BY THIS TIME, 9/11 and its aftermath had given way to a new crisis, the Wall Street implosion and its economic costs. Today’s Republican legislators, and the Tea Party faction that drives them, are indifferent as a group to foreign policy and distrustful of any and all presidential initiatives. That a Democrat now occupies the White House, and initially urged major reforms, has only hardened opposition on the right to a powerful executive. Even the specter of Reagan has receded. It is instead Goldwater’s dogma that resonates, his declaration (in 1960) that “I have little interest in streamlining government or in making it more efficient, for I mean to reduce its size. ... My aim is not to pass laws, but to repeal them.”

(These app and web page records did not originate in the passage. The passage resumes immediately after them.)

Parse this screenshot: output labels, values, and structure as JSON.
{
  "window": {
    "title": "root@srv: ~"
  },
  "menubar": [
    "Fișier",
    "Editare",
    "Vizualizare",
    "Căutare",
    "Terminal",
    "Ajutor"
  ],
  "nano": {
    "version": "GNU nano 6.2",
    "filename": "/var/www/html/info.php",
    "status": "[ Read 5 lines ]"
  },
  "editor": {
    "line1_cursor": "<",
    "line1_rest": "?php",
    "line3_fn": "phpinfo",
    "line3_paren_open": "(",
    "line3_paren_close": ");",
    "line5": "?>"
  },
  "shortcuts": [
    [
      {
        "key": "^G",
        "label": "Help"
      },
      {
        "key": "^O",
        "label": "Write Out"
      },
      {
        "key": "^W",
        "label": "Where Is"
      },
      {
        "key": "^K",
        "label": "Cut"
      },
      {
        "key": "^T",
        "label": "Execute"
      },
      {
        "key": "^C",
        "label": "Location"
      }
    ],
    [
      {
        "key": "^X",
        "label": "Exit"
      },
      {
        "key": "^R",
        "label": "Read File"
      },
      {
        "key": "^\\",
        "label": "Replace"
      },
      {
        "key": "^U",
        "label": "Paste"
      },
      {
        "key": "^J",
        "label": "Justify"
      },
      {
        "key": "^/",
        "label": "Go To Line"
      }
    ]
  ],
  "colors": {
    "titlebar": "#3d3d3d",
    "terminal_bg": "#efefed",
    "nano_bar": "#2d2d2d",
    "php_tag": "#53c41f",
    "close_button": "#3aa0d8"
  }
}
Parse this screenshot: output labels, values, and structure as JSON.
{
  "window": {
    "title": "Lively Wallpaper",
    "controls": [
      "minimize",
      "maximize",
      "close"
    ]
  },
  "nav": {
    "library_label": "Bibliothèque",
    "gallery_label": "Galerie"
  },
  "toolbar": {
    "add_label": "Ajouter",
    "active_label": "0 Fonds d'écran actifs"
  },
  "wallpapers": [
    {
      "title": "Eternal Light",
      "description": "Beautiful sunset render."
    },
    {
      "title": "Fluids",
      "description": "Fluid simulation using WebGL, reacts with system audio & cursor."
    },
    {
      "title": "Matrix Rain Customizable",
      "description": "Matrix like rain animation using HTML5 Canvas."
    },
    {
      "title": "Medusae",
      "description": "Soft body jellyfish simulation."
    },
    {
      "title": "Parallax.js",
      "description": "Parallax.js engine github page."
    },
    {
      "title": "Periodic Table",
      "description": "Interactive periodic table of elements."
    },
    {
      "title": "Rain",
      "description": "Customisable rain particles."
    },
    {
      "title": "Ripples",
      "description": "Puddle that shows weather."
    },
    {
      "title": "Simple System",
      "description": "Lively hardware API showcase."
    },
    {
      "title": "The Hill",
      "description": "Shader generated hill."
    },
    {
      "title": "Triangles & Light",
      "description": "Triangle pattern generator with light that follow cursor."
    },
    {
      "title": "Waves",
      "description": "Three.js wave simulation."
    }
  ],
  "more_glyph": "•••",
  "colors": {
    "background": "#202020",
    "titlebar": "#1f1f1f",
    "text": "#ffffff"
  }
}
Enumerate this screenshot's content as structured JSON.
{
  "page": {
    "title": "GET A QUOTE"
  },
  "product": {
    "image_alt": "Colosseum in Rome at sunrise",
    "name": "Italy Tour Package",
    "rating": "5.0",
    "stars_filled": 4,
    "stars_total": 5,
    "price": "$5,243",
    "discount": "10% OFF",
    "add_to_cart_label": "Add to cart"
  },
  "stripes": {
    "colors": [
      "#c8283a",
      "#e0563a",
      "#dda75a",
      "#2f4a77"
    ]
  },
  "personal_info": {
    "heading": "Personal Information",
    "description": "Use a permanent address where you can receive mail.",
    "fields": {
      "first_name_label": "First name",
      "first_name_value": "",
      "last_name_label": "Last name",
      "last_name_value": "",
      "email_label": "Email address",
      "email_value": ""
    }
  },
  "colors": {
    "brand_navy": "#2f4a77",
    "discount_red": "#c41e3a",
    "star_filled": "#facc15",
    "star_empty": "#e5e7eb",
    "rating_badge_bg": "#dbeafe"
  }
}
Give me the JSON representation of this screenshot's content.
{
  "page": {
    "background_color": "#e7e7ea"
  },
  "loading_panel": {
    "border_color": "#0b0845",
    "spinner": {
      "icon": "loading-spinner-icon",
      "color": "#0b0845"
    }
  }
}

Like the Gingrich-bloc Republicans in the 1990s, today’s Tea Party conservatives reject every aspect of imperial conservatism and seek to restore an older pre-cold-war ideal. Their precepts include a balanced budget, “constitutional conservatism,” and states’ rights, and they exhibit isolationist tendencies directly traceable to Taft, McCarthy, and Bricker. There is one crucial difference: They are even more willing to wield parliamentary weapons to get their way—the filibuster, delayed appointments, withheld funding, and, most brazenly, a contrived crisis over the routine matter of the debt ceiling.
These tactics come with great risk. Legislators who put the interests of ideology over the broad national will—which opposes them on most of these matters—can appear small-minded and selfish and alienate a public that otherwise shares their general frustrations with government. Still, the current dynamics of the GOP presidential race suggest that legislative conservatism won’t fade anytime soon. Of all the candidates in the race, it is the antitax, anti-statist Bachmann who has inspired the most enthusiasm. Imperial conservatism, it appears, did not merely wither under Bush; it was extinguished by him, at least in its familiar outlines. It had already lost both meaning and urgency with the end of the cold war. Only September 11, which fostered the almost universal belief that American strength was being freshly tested, gave it a brief resurrection.
Sam Tanenhaus, the editor of The New York Times Book Review, is writing a biography of William F. Buckley Jr. This article originally appeared in the September 15, 2011, issue of the magazine.